(Data for processing)

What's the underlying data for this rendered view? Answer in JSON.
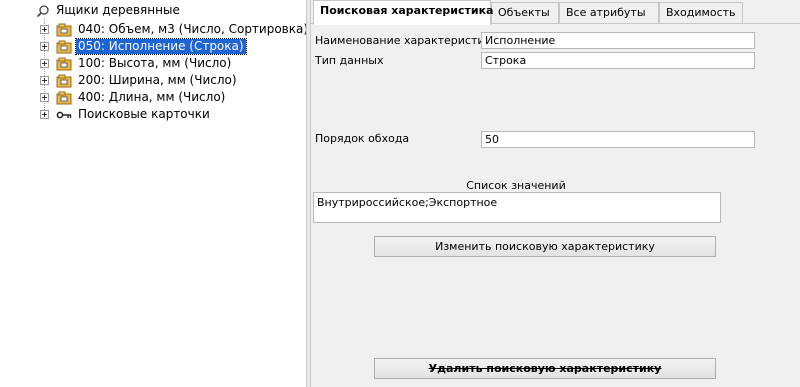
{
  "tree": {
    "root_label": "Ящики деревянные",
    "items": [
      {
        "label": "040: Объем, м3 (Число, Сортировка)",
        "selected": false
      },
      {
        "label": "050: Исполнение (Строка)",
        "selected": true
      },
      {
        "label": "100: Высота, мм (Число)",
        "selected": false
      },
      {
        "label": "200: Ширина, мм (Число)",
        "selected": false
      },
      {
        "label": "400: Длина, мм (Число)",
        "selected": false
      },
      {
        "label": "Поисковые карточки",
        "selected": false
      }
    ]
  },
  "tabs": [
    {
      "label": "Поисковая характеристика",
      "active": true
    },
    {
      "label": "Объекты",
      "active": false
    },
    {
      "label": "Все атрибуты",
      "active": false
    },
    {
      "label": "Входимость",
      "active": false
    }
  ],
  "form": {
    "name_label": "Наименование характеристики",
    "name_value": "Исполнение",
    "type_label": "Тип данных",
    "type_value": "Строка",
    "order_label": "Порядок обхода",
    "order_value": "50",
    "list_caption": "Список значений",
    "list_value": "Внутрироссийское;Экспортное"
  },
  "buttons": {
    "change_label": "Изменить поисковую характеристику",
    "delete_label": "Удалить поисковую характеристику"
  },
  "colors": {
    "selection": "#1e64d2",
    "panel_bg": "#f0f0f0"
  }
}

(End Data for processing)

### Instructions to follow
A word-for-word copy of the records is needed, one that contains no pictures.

### Finished exercise
What's the underlying data for this rendered view? Answer in JSON.
{
  "tree": {
    "root_label": "Ящики деревянные",
    "items": [
      {
        "label": "040: Объем, м3 (Число, Сортировка)",
        "selected": false
      },
      {
        "label": "050: Исполнение (Строка)",
        "selected": true
      },
      {
        "label": "100: Высота, мм (Число)",
        "selected": false
      },
      {
        "label": "200: Ширина, мм (Число)",
        "selected": false
      },
      {
        "label": "400: Длина, мм (Число)",
        "selected": false
      },
      {
        "label": "Поисковые карточки",
        "selected": false
      }
    ]
  },
  "tabs": [
    {
      "label": "Поисковая характеристика",
      "active": true
    },
    {
      "label": "Объекты",
      "active": false
    },
    {
      "label": "Все атрибуты",
      "active": false
    },
    {
      "label": "Входимость",
      "active": false
    }
  ],
  "form": {
    "name_label": "Наименование характеристики",
    "name_value": "Исполнение",
    "type_label": "Тип данных",
    "type_value": "Строка",
    "order_label": "Порядок обхода",
    "order_value": "50",
    "list_caption": "Список значений",
    "list_value": "Внутрироссийское;Экспортное"
  },
  "buttons": {
    "change_label": "Изменить поисковую характеристику",
    "delete_label": "Удалить поисковую характеристику"
  },
  "colors": {
    "selection": "#1e64d2",
    "panel_bg": "#f0f0f0"
  }
}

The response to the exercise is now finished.